So, in a very general, philosophical sense, CRT draws from Marxism. Most CRT advocates deny these ties, or are silent on the connection. Many will say that searching for connections is a witch hunt or red herring. But we think that intellectual honesty demands we recognize their ties and believe that it can help us as Americans determine what’s good and right.
CRT is also not Marxist in key ways. CRT adherents almost never advocate for the abolition of property, and they focus on social issues, not just economic ones. Some draw from CRT simply to critique how American society can be built better and with great equality for people across racial lines. They study history, sociology, and politics to work for a better solution. Many CRT advocates are religious, whereas Marxism says religion is “the opium of the masses.” Many CRT proponents consider themselves patriots, like Crenshaw.
While there is room for debate in these areas, many areas of CRT are simply not Marxist. There is the ideological CRT, which is cynical and rejects any claim to universal value, stating that America is divided along oppressed and oppressor and that group identity is the only way to see things.

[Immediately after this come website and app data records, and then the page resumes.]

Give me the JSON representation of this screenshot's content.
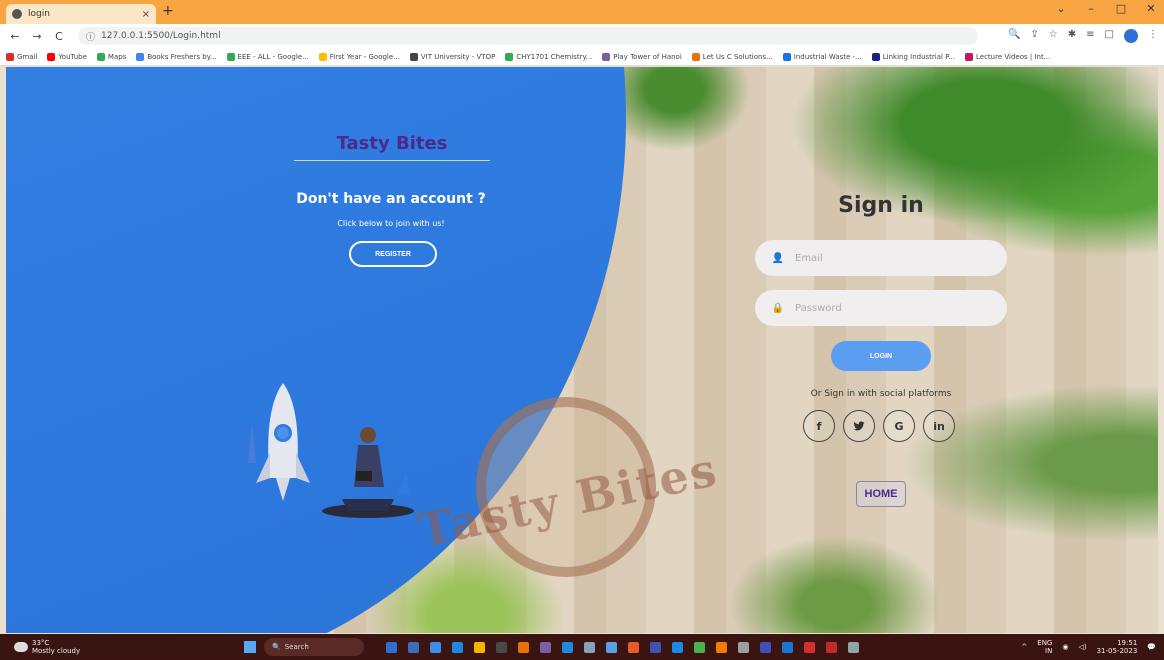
{
  "browser": {
    "tab_title": "login",
    "tab_close": "×",
    "new_tab": "+",
    "url": "127.0.0.1:5500/Login.html",
    "window_controls": [
      "⌄",
      "–",
      "□",
      "✕"
    ],
    "bookmarks": [
      {
        "label": "Gmail",
        "color": "#d93025"
      },
      {
        "label": "YouTube",
        "color": "#ff0000"
      },
      {
        "label": "Maps",
        "color": "#34a853"
      },
      {
        "label": "Books Freshers by...",
        "color": "#4285f4"
      },
      {
        "label": "EEE - ALL - Google...",
        "color": "#34a853"
      },
      {
        "label": "First Year - Google...",
        "color": "#fbbc04"
      },
      {
        "label": "VIT University - VTOP",
        "color": "#444444"
      },
      {
        "label": "CHY1701 Chemistry...",
        "color": "#34a853"
      },
      {
        "label": "Play Tower of Hanoi",
        "color": "#7b5ea7"
      },
      {
        "label": "Let Us C Solutions...",
        "color": "#e8710a"
      },
      {
        "label": "Industrial Waste -...",
        "color": "#1a73e8"
      },
      {
        "label": "Linking Industrial P...",
        "color": "#1a237e"
      },
      {
        "label": "Lecture Videos | Int...",
        "color": "#c2185b"
      }
    ]
  },
  "left_panel": {
    "brand": "Tasty Bites",
    "heading": "Don't have an account ?",
    "subtext": "Click below to join with us!",
    "register_label": "REGISTER"
  },
  "signin": {
    "title": "Sign in",
    "email_placeholder": "Email",
    "password_placeholder": "Password",
    "login_label": "LOGIN",
    "social_label": "Or Sign in with social platforms",
    "socials": [
      {
        "name": "facebook",
        "glyph": "f"
      },
      {
        "name": "twitter",
        "glyph": "🐦"
      },
      {
        "name": "google",
        "glyph": "G"
      },
      {
        "name": "linkedin",
        "glyph": "in"
      }
    ],
    "home_label": "HOME"
  },
  "watermark": {
    "text": "Tasty Bites"
  },
  "taskbar": {
    "temperature": "33°C",
    "weather": "Mostly cloudy",
    "search": "Search",
    "lang": "ENG",
    "region": "IN",
    "time": "19:51",
    "date": "31-05-2023"
  }
}
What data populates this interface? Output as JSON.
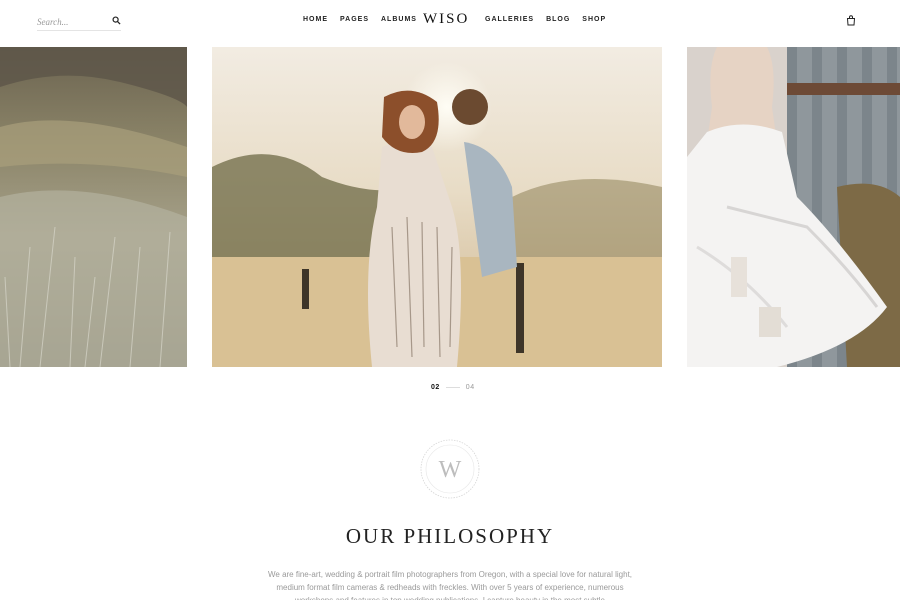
{
  "header": {
    "search": {
      "placeholder": "Search..."
    },
    "nav_left": [
      "HOME",
      "PAGES",
      "ALBUMS"
    ],
    "logo": "WISO",
    "nav_right": [
      "GALLERIES",
      "BLOG",
      "SHOP"
    ]
  },
  "slider": {
    "current": "02",
    "total": "04"
  },
  "philosophy": {
    "badge_letter": "W",
    "heading": "OUR PHILOSOPHY",
    "text": "We are fine-art, wedding & portrait film photographers from Oregon, with a special love for natural light, medium format film cameras & redheads with freckles. With over 5 years of experience, numerous workshops and features in top wedding publications, I capture beauty in the most subtle"
  },
  "colors": {
    "text_dark": "#222222",
    "text_muted": "#9a9a9a",
    "background": "#ffffff"
  }
}
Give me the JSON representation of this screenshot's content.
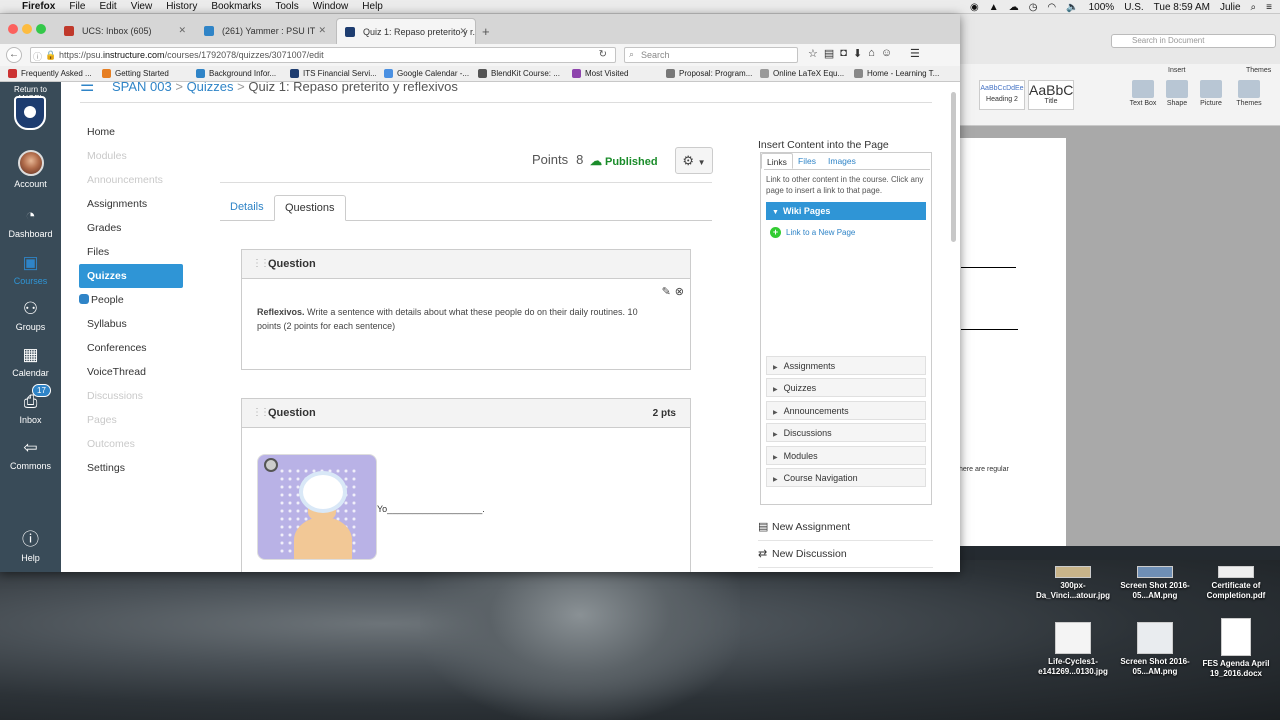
{
  "menubar": {
    "app": "Firefox",
    "items": [
      "File",
      "Edit",
      "View",
      "History",
      "Bookmarks",
      "Tools",
      "Window",
      "Help"
    ],
    "battery": "100%",
    "locale": "U.S.",
    "clock": "Tue 8:59 AM",
    "user": "Julie"
  },
  "browser": {
    "tabs": [
      {
        "title": "UCS: Inbox (605)",
        "color": "#c0392b"
      },
      {
        "title": "(261) Yammer : PSU IT",
        "color": "#2f84c7"
      },
      {
        "title": "Quiz 1: Repaso preterito y r...",
        "color": "#1e3d70"
      }
    ],
    "url_prefix": "https://psu.",
    "url_domain": "instructure.com",
    "url_path": "/courses/1792078/quizzes/3071007/edit",
    "search_placeholder": "Search",
    "bookmarks": [
      {
        "label": "Frequently Asked ...",
        "color": "#c33"
      },
      {
        "label": "Getting Started",
        "color": "#e67e22"
      },
      {
        "label": "Background Infor...",
        "color": "#2f84c7"
      },
      {
        "label": "ITS Financial Servi...",
        "color": "#1e3d70"
      },
      {
        "label": "Google Calendar -...",
        "color": "#4a90e2"
      },
      {
        "label": "BlendKit Course: ...",
        "color": "#555"
      },
      {
        "label": "Most Visited",
        "color": "#8e44ad"
      },
      {
        "label": "Proposal: Program...",
        "color": "#777"
      },
      {
        "label": "Online LaTeX Equ...",
        "color": "#999"
      },
      {
        "label": "Home - Learning T...",
        "color": "#888"
      }
    ]
  },
  "global_nav": {
    "return": "Return to ANGEL",
    "items": [
      {
        "label": "Account",
        "icon": "avatar"
      },
      {
        "label": "Dashboard",
        "icon": "dashboard-icon"
      },
      {
        "label": "Courses",
        "icon": "courses-icon"
      },
      {
        "label": "Groups",
        "icon": "groups-icon"
      },
      {
        "label": "Calendar",
        "icon": "calendar-icon"
      },
      {
        "label": "Inbox",
        "icon": "inbox-icon",
        "badge": "17"
      },
      {
        "label": "Commons",
        "icon": "commons-icon"
      },
      {
        "label": "Help",
        "icon": "help-icon"
      }
    ]
  },
  "breadcrumbs": {
    "course": "SPAN 003",
    "section": "Quizzes",
    "current": "Quiz 1: Repaso preterito y reflexivos"
  },
  "course_nav": [
    {
      "label": "Home",
      "state": "normal"
    },
    {
      "label": "Modules",
      "state": "dim"
    },
    {
      "label": "Announcements",
      "state": "dim"
    },
    {
      "label": "Assignments",
      "state": "normal"
    },
    {
      "label": "Grades",
      "state": "normal"
    },
    {
      "label": "Files",
      "state": "normal"
    },
    {
      "label": "Quizzes",
      "state": "active"
    },
    {
      "label": "People",
      "state": "normal"
    },
    {
      "label": "Syllabus",
      "state": "normal"
    },
    {
      "label": "Conferences",
      "state": "normal"
    },
    {
      "label": "VoiceThread",
      "state": "normal"
    },
    {
      "label": "Discussions",
      "state": "dim"
    },
    {
      "label": "Pages",
      "state": "dim"
    },
    {
      "label": "Outcomes",
      "state": "dim"
    },
    {
      "label": "Settings",
      "state": "normal"
    }
  ],
  "quiz": {
    "points_label": "Points",
    "points_value": "8",
    "status": "Published",
    "tabs": [
      "Details",
      "Questions"
    ],
    "questions": [
      {
        "title": "Question",
        "points": "",
        "bold_lead": "Reflexivos.",
        "text": " Write a sentence with details about what these people do on their daily routines. 10 points (2 points for each sentence)"
      },
      {
        "title": "Question",
        "points": "2 pts",
        "answer_line": "Yo___________________."
      }
    ]
  },
  "insert_content": {
    "title": "Insert Content into the Page",
    "tabs": [
      "Links",
      "Files",
      "Images"
    ],
    "help": "Link to other content in the course. Click any page to insert a link to that page.",
    "wiki_pages": "Wiki Pages",
    "new_page_link": "Link to a New Page",
    "sections": [
      "Assignments",
      "Quizzes",
      "Announcements",
      "Discussions",
      "Modules",
      "Course Navigation"
    ],
    "actions": [
      "New Assignment",
      "New Discussion"
    ]
  },
  "word": {
    "search_placeholder": "Search in Document",
    "tab_insert": "Insert",
    "tab_themes": "Themes",
    "styles": [
      "AaBbCcDdEe",
      "AaBbC"
    ],
    "style_names": [
      "Heading 2",
      "Title"
    ],
    "ribbon_buttons": [
      "Text Box",
      "Shape",
      "Picture",
      "Themes"
    ],
    "doc_text": "here are regular"
  },
  "desktop_icons": [
    {
      "label": "300px-Da_Vinci...atour.jpg"
    },
    {
      "label": "Screen Shot 2016-05...AM.png"
    },
    {
      "label": "Certificate of Completion.pdf"
    },
    {
      "label": "Life-Cycles1-e141269...0130.jpg"
    },
    {
      "label": "Screen Shot 2016-05...AM.png"
    },
    {
      "label": "FES Agenda April 19_2016.docx"
    }
  ]
}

That version of CRT is more akin to Marxism and is indeed dangerous.
For many, however, CRT is simply a tool to show how inequality existed in America and still does to this day.
The Coming Tsunami – Jim Denison
Cynical Theories – Helen Pluckrose, James A. Lindsay
The Rise and Triumph of the Modern Self – Carl R. Trueman
Does Silence Equal Complicity With Racism? – Jerry Wagner
What Does the Bible Say About Racism? – Jim Denison
How to be an Antiracist – Ibram X. Kendi
Critical Race Theory – Richard Delgado and Jean Stefancic
Critical Race Theory: the Key Writings that Formed the Movement – Edited by Kimberlé Crenshaw, Gotanda, Peller, Thomas.
Seeing White (podcast) – Scene on Radio
The Color of Compromise – Jemar Tisby
White Fragility – Robin DiAngelo
The New Jim Crow – Michelle Alexander
And We Are Not Saved – Derrick Bell
Traditional and Critical Theories – Max Horkheimer
Why Social Justice is not Biblical Justice – Scott David Allen
Cynical Theories – Helen Pluckrose and James Lindsay
Critical Race Theory: What Christians Need to Know – Sitara Roden
Faultines – Voddie Baucham
The 1619 Project: A Critique – Edited by Philip W. Magness.
Reparations: A Christian Call for Repentance and Repair – Duke L. Kwon , Gregory Thompson
Confronting Injustice Without Compromising Truth – Thaddeus Williams
Engaging Critical Theory and the Social Justice Movement – Neil Shenvi and Pat Sawyer
Cambridge Companion to Critical Theory – Edited Fred Leland Rush
The Frankfurt School and Critical Theory – Internet Encyclopedia of Philosophy
Critical Theory – Stanford Encyclopedia of Philosophy
Critical Race Theory, the New Intolerance, and Its Grip on America – Jonathan Butcher and Mike Gonzalez.
The Critical Legal Studies Movement – Harvard Law Review, Roberto Mangabeira Unger
Critical Legal Theory – Cornell Law School
Philosophical Methodologies of Critical Race Theory– Lewis Gordon
Toward a Critical Race Psychology – Salter, Phia; Adams, Glenn
To Tackle Critical Theory in K-12 Classroom, Start with Colleges of Education – Lindsey M. Burke, Mike Gonzalez.
Critical Race Theory, Race Equity, and Public Health: Toward Antiracism Praxis – Chandra L. Ford, Collins O. Airhihenbuwa.